Free parking will be available in Lot 10 in white stalls only.

For questions or more information, email job-placement-info@cerritos.edu or call (562) 860-2451, ext. 2366.

State files lawsuit against Curacao for deceptive business practices

SOUTH GATE – State officials have filed a lawsuit against Latino retailer Curacao, alleging they defrauded consumers through false advertising and deceptive business practices. 

curacao.jpg

The lawsuit was announced Friday by the County of Los Angeles Department of Consumer and Business Affairs in conjunction with the Office of California Attorney General Xavier Becerra.

Curacao is a retail store chain that ranks among the 50 largest electronics and appliance retailers in the United States and has nine locations in Southern California. 

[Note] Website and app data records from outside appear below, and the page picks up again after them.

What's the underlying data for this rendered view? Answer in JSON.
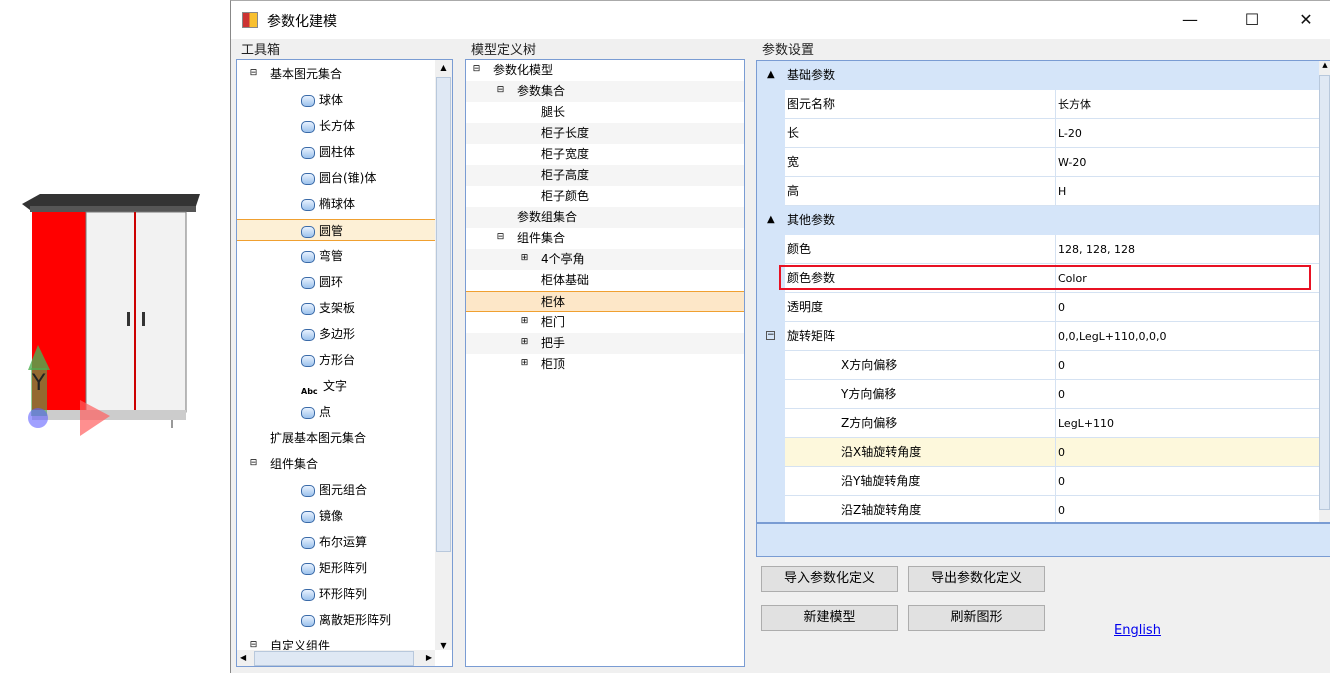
{
  "window": {
    "title": "参数化建模",
    "minimize": "—",
    "maximize": "☐",
    "close": "✕"
  },
  "toolbox": {
    "label": "工具箱",
    "items": [
      {
        "label": "基本图元集合",
        "level": 0,
        "expander": "⊟"
      },
      {
        "label": "球体",
        "level": 1,
        "icon": "sphere-icon"
      },
      {
        "label": "长方体",
        "level": 1,
        "icon": "box-icon"
      },
      {
        "label": "圆柱体",
        "level": 1,
        "icon": "cylinder-icon"
      },
      {
        "label": "圆台(锥)体",
        "level": 1,
        "icon": "cone-icon"
      },
      {
        "label": "椭球体",
        "level": 1,
        "icon": "ellipsoid-icon"
      },
      {
        "label": "圆管",
        "level": 1,
        "icon": "pipe-icon",
        "selected": true
      },
      {
        "label": "弯管",
        "level": 1,
        "icon": "elbow-icon"
      },
      {
        "label": "圆环",
        "level": 1,
        "icon": "torus-icon"
      },
      {
        "label": "支架板",
        "level": 1,
        "icon": "plate-icon"
      },
      {
        "label": "多边形",
        "level": 1,
        "icon": "polygon-icon"
      },
      {
        "label": "方形台",
        "level": 1,
        "icon": "frustum-icon"
      },
      {
        "label": "文字",
        "level": 1,
        "icon": "text-icon"
      },
      {
        "label": "点",
        "level": 1,
        "icon": "point-icon"
      },
      {
        "label": "扩展基本图元集合",
        "level": 0,
        "expander": ""
      },
      {
        "label": "组件集合",
        "level": 0,
        "expander": "⊟"
      },
      {
        "label": "图元组合",
        "level": 1,
        "icon": "combine-icon"
      },
      {
        "label": "镜像",
        "level": 1,
        "icon": "mirror-icon"
      },
      {
        "label": "布尔运算",
        "level": 1,
        "icon": "boolean-icon"
      },
      {
        "label": "矩形阵列",
        "level": 1,
        "icon": "rect-array-icon"
      },
      {
        "label": "环形阵列",
        "level": 1,
        "icon": "ring-array-icon"
      },
      {
        "label": "离散矩形阵列",
        "level": 1,
        "icon": "discrete-array-icon"
      },
      {
        "label": "自定义组件",
        "level": 0,
        "expander": "⊟"
      }
    ],
    "text_icon_glyph": "Abc"
  },
  "model_tree": {
    "label": "模型定义树",
    "items": [
      {
        "label": "参数化模型",
        "level": 0,
        "expander": "⊟"
      },
      {
        "label": "参数集合",
        "level": 1,
        "expander": "⊟"
      },
      {
        "label": "腿长",
        "level": 2
      },
      {
        "label": "柜子长度",
        "level": 2
      },
      {
        "label": "柜子宽度",
        "level": 2
      },
      {
        "label": "柜子高度",
        "level": 2
      },
      {
        "label": "柜子颜色",
        "level": 2
      },
      {
        "label": "参数组集合",
        "level": 1
      },
      {
        "label": "组件集合",
        "level": 1,
        "expander": "⊟"
      },
      {
        "label": "4个亭角",
        "level": 2,
        "expander": "⊞"
      },
      {
        "label": "柜体基础",
        "level": 2
      },
      {
        "label": "柜体",
        "level": 2,
        "selected": true
      },
      {
        "label": "柜门",
        "level": 2,
        "expander": "⊞"
      },
      {
        "label": "把手",
        "level": 2,
        "expander": "⊞"
      },
      {
        "label": "柜顶",
        "level": 2,
        "expander": "⊞"
      }
    ]
  },
  "params": {
    "label": "参数设置",
    "categories": [
      {
        "name": "基础参数",
        "rows": [
          [
            "图元名称",
            "长方体"
          ],
          [
            "长",
            "L-20"
          ],
          [
            "宽",
            "W-20"
          ],
          [
            "高",
            "H"
          ]
        ]
      },
      {
        "name": "其他参数",
        "rows": [
          [
            "颜色",
            "128, 128, 128"
          ],
          [
            "颜色参数",
            "Color"
          ],
          [
            "透明度",
            "0"
          ],
          [
            "旋转矩阵",
            "0,0,LegL+110,0,0,0"
          ],
          [
            "X方向偏移",
            "0"
          ],
          [
            "Y方向偏移",
            "0"
          ],
          [
            "Z方向偏移",
            "LegL+110"
          ],
          [
            "沿X轴旋转角度",
            "0"
          ],
          [
            "沿Y轴旋转角度",
            "0"
          ],
          [
            "沿Z轴旋转角度",
            "0"
          ]
        ]
      }
    ],
    "highlight_color": "#e81123"
  },
  "buttons": {
    "import": "导入参数化定义",
    "export": "导出参数化定义",
    "new_model": "新建模型",
    "refresh": "刷新图形"
  },
  "link_english": "English",
  "viewport": {
    "axis_y": "Y"
  }
}
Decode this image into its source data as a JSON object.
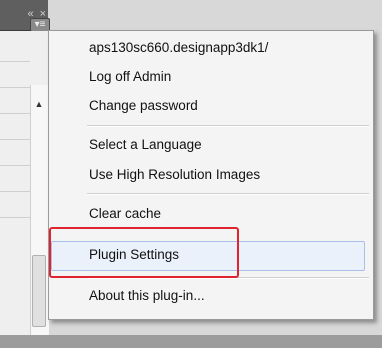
{
  "panel": {
    "collapse_glyph": "«",
    "close_glyph": "×",
    "menu_glyph": "▾≡",
    "scroll_up_glyph": "▲"
  },
  "menu": {
    "items": [
      {
        "label": "aps130sc660.designapp3dk1/"
      },
      {
        "label": "Log off Admin"
      },
      {
        "label": "Change password"
      },
      {
        "label": "Select a Language"
      },
      {
        "label": "Use High Resolution Images"
      },
      {
        "label": "Clear cache"
      },
      {
        "label": "Plugin Settings",
        "hovered": true,
        "highlighted": true
      },
      {
        "label": "About this plug-in..."
      }
    ]
  },
  "colors": {
    "highlight_box": "#e0242f",
    "hover_bg": "#ebf1fb",
    "hover_border": "#a8c0e6"
  }
}
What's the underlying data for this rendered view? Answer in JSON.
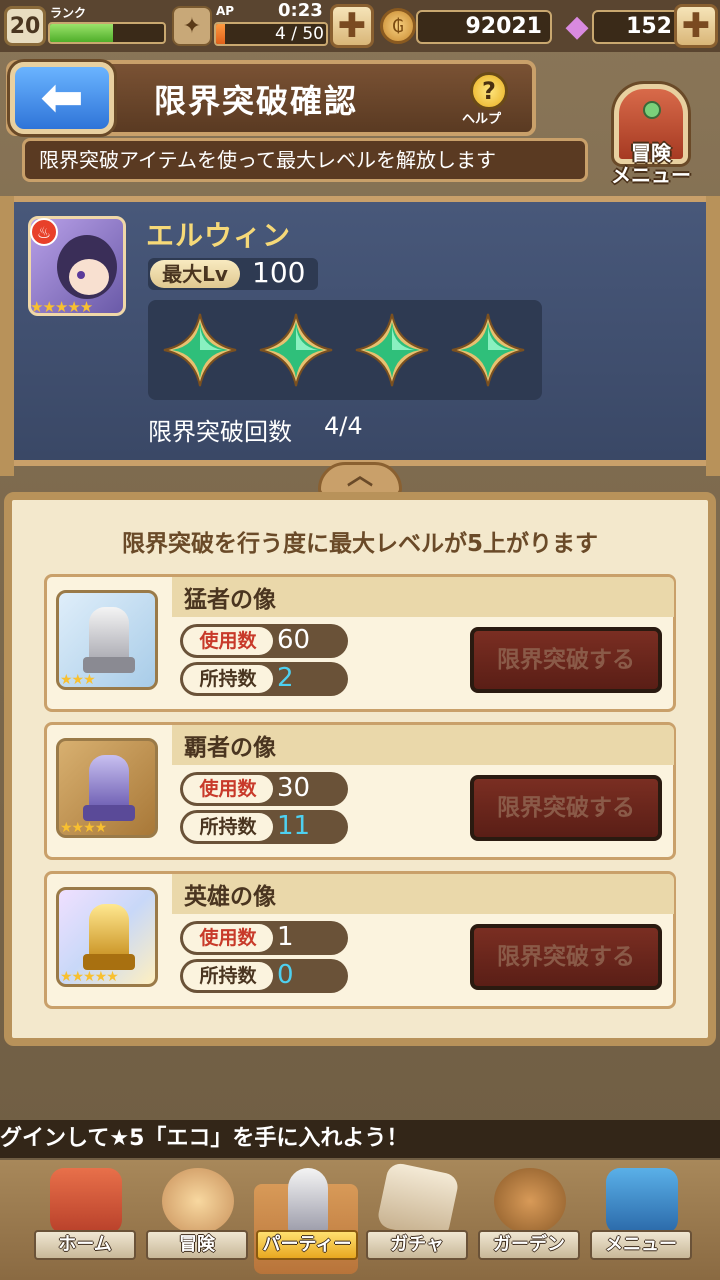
{
  "status": {
    "rank_level": "20",
    "rank_label": "ランク",
    "rank_progress": 0.55,
    "ap_label": "AP",
    "ap_timer": "0:23",
    "ap_value": "4 / 50",
    "ap_progress": 0.08,
    "coins": "92021",
    "gems": "152",
    "plus_glyph": "✚"
  },
  "header": {
    "title": "限界突破確認",
    "help_glyph": "?",
    "help_label": "ヘルプ",
    "subtitle": "限界突破アイテムを使って最大レベルを解放します",
    "menu_label_1": "冒険",
    "menu_label_2": "メニュー"
  },
  "character": {
    "name": "エルウィン",
    "rarity_stars": "★★★★★",
    "max_lv_label": "最大Lv",
    "max_lv": "100",
    "limit_break_label": "限界突破回数",
    "limit_break_count": "4/4",
    "limit_break_filled": 4,
    "limit_break_total": 4
  },
  "items_panel": {
    "heading": "限界突破を行う度に最大レベルが5上がります",
    "use_label": "使用数",
    "owned_label": "所持数",
    "button_label": "限界突破する",
    "items": [
      {
        "name": "猛者の像",
        "stars": "★★★",
        "use": "60",
        "owned": "2",
        "theme": "silver"
      },
      {
        "name": "覇者の像",
        "stars": "★★★★",
        "use": "30",
        "owned": "11",
        "theme": "violet"
      },
      {
        "name": "英雄の像",
        "stars": "★★★★★",
        "use": "1",
        "owned": "0",
        "theme": "gold"
      }
    ]
  },
  "ticker": "グインして★5「エコ」を手に入れよう！",
  "nav": {
    "items": [
      {
        "label": "ホーム",
        "icon": "home-icon"
      },
      {
        "label": "冒険",
        "icon": "adventure-icon"
      },
      {
        "label": "パーティー",
        "icon": "party-icon",
        "active": true
      },
      {
        "label": "ガチャ",
        "icon": "gacha-icon"
      },
      {
        "label": "ガーデン",
        "icon": "garden-icon"
      },
      {
        "label": "メニュー",
        "icon": "menu-book-icon"
      }
    ]
  },
  "colors": {
    "accent_gold": "#f6d978",
    "owned_blue": "#4ed0f0",
    "use_red": "#c83a2a"
  }
}
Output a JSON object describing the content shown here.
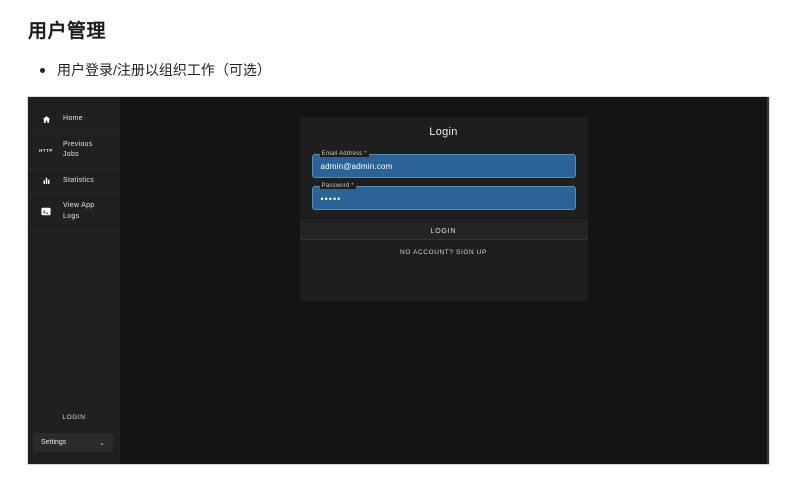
{
  "page": {
    "title": "用户管理",
    "bullet": "用户登录/注册以组织工作（可选）"
  },
  "app": {
    "sidebar": {
      "items": [
        {
          "label": "Home",
          "icon": "home-icon"
        },
        {
          "label": "Previous Jobs",
          "icon": "previous-jobs-icon",
          "glyph": "HTTP"
        },
        {
          "label": "Statistics",
          "icon": "statistics-icon"
        },
        {
          "label": "View App Logs",
          "icon": "terminal-icon"
        }
      ],
      "login_label": "LOGIN",
      "settings": {
        "label": "Settings",
        "chevron": "⌄"
      }
    },
    "login_card": {
      "title": "Login",
      "email": {
        "label": "Email Address *",
        "value": "admin@admin.com"
      },
      "password": {
        "label": "Password *",
        "value": "•••••"
      },
      "login_button": "LOGIN",
      "signup_link": "NO ACCOUNT? SIGN UP"
    },
    "colors": {
      "page_bg": "#ffffff",
      "app_bg": "#141414",
      "sidebar_bg": "#202020",
      "card_bg": "#1e1e1e",
      "field_fill": "#2a6496",
      "field_border": "#5a8cb8"
    }
  }
}
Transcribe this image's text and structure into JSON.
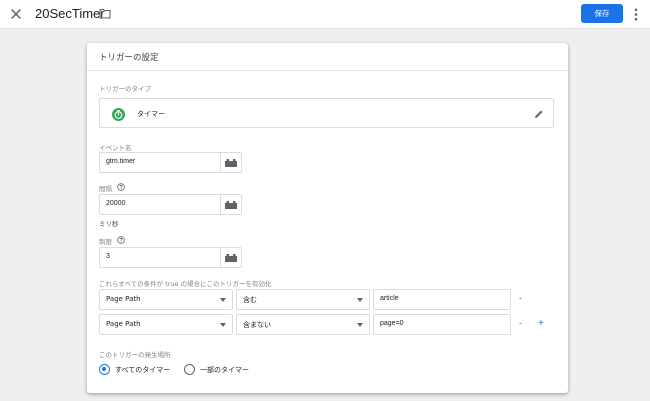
{
  "header": {
    "title": "20SecTimer",
    "save_label": "保存"
  },
  "card": {
    "title": "トリガーの設定",
    "trigger_type": {
      "label": "トリガーのタイプ",
      "name": "タイマー",
      "icon": "timer-icon"
    },
    "event_name": {
      "label": "イベント名",
      "value": "gtm.timer"
    },
    "interval": {
      "label": "間隔",
      "value": "20000",
      "unit": "ミリ秒"
    },
    "limit": {
      "label": "制限",
      "value": "3"
    },
    "conditions": {
      "label": "これらすべての条件が true の場合にこのトリガーを有効化",
      "rows": [
        {
          "variable": "Page Path",
          "operator": "含む",
          "value": "article",
          "remove": "-"
        },
        {
          "variable": "Page Path",
          "operator": "含まない",
          "value": "page=0",
          "remove": "-",
          "add": "+"
        }
      ]
    },
    "fires_on": {
      "label": "このトリガーの発生場所",
      "options": [
        {
          "label": "すべてのタイマー",
          "selected": true
        },
        {
          "label": "一部のタイマー",
          "selected": false
        }
      ]
    }
  },
  "colors": {
    "accent": "#1a73e8",
    "timer_green": "#34a853"
  }
}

The company actively markets its products to members of the Latino community – specifically low-income, Spanish-speaking, and undocumented immigrants – who lack a credit history and have minimal experience with credit card and retail installment agreements, officials said. 

In the lawsuit, Becerra alleges that Curacao engages in numerous and pervasive unlawful, unfair, and fraudulent business practices.

Becerra alleges that Curacao takes advantage of consumers through:

■ Bait-and-switch advertising
■ Product bundling
■ Adding items and services to consumers’ contracts without their knowledge or consent
■ Failing to provide notice that translated contracts are available to consumers who negotiate in Spanish
■ Failing to tell consumers about return policies until after purchase
■ Failing to honor return policies
■ Failing to explain contract financing terms
■ Failing to tell consumers about important warranty terms
■ Failing to honor warranties
■ Harassing and threatening consumers who fall behind on their payments
■ Failing to properly serve consumer defendants in small claims cases

“Deceptive business practices take hard-earned dollars from the pockets of consumers and jeopardizes their economic security,” DCBA Director Brian J. Stiger said. “Our department is proud to work in collaboration with Attorney General Becerra and his office to help make sure the marketplace remains fair for consumers and businesses in Los Angeles County.”

Customers who believe they have been a victim of Curacao are encouraged to file a complaint with the Department of Consumer and Business Affairs and call investigator Esther Martinez at (213) 974-9770.